* _WHAT YOU WILL DO_
Report every line of the records below that contains the word "name".
*** Opening of TASK MATERIAL ***
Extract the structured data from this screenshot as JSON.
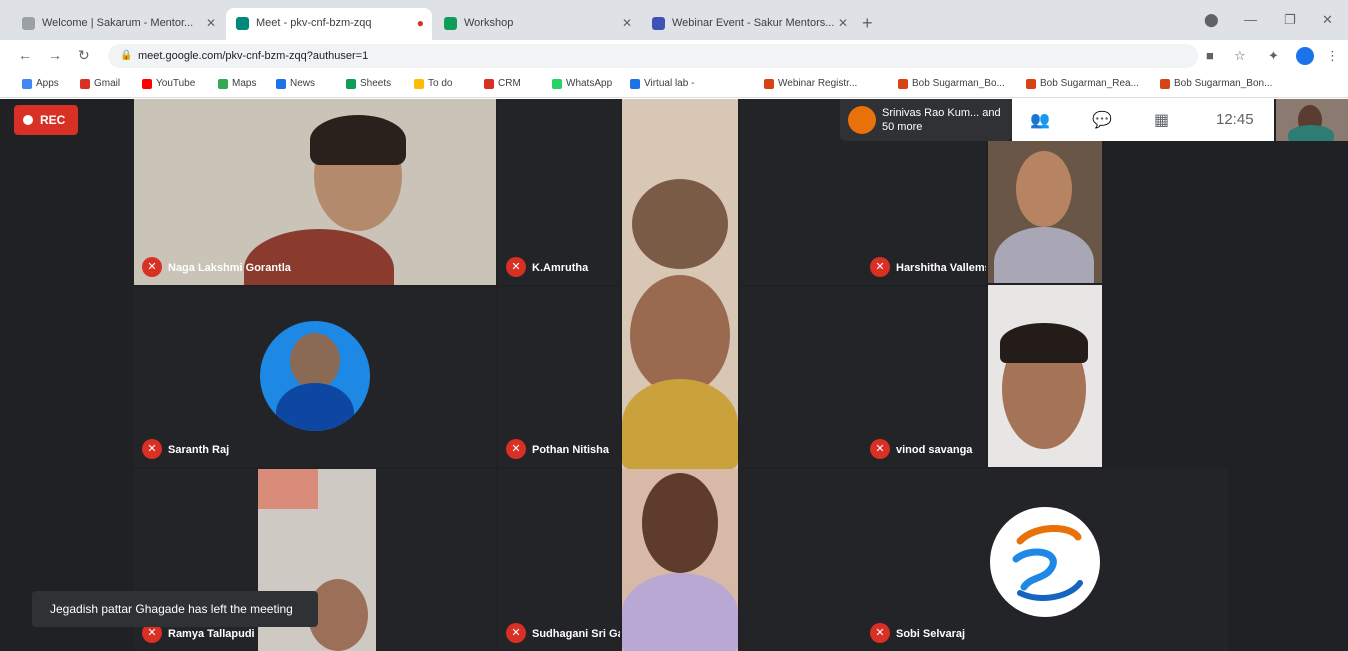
{
  "browser": {
    "tabs": [
      {
        "label": "Welcome | Sakarum - Mentor...",
        "color": "#5f6368"
      },
      {
        "label": "Meet - pkv-cnf-bzm-zqq",
        "color": "#00897b"
      },
      {
        "label": "Workshop",
        "color": "#0f9d58"
      },
      {
        "label": "Webinar Event - Sakur Mentors...",
        "color": "#3f51b5"
      }
    ],
    "url": "meet.google.com/pkv-cnf-bzm-zqq?authuser=1",
    "bookmarks": [
      {
        "label": "Apps",
        "color": "#4285f4"
      },
      {
        "label": "Gmail",
        "color": "#d93025"
      },
      {
        "label": "YouTube",
        "color": "#ff0000"
      },
      {
        "label": "Maps",
        "color": "#34a853"
      },
      {
        "label": "News",
        "color": "#1a73e8"
      },
      {
        "label": "Sheets",
        "color": "#0f9d58"
      },
      {
        "label": "To do",
        "color": "#fbbc04"
      },
      {
        "label": "CRM",
        "color": "#d93025"
      },
      {
        "label": "WhatsApp",
        "color": "#25d366"
      },
      {
        "label": "Virtual lab -",
        "color": "#1a73e8"
      },
      {
        "label": "Webinar Registr...",
        "color": "#d84315"
      },
      {
        "label": "Bob Sugarman_Bo...",
        "color": "#d84315"
      },
      {
        "label": "Bob Sugarman_Rea...",
        "color": "#d84315"
      },
      {
        "label": "Bob Sugarman_Bon...",
        "color": "#d84315"
      }
    ]
  },
  "meet": {
    "rec_label": "REC",
    "notification": "Srinivas Rao Kum... and 50 more",
    "clock": "12:45",
    "toast": "Jegadish pattar Ghagade has left the meeting",
    "participants": [
      {
        "name": "Naga Lakshmi Gorantla"
      },
      {
        "name": "K.Amrutha"
      },
      {
        "name": "Harshitha Vallemsetty"
      },
      {
        "name": "Saranth Raj"
      },
      {
        "name": "Pothan Nitisha"
      },
      {
        "name": "vinod savanga"
      },
      {
        "name": "Ramya Tallapudi"
      },
      {
        "name": "Sudhagani Sri Ganesh"
      },
      {
        "name": "Sobi Selvaraj"
      }
    ]
  }
}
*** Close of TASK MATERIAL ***
* _SOLVED PROBLEM_
        "name": "Naga Lakshmi Gorantla"
        "name": "K.Amrutha"
        "name": "Harshitha Vallemsetty"
        "name": "Saranth Raj"
        "name": "Pothan Nitisha"
        "name": "vinod savanga"
        "name": "Ramya Tallapudi"
        "name": "Sudhagani Sri Ganesh"
        "name": "Sobi Selvaraj"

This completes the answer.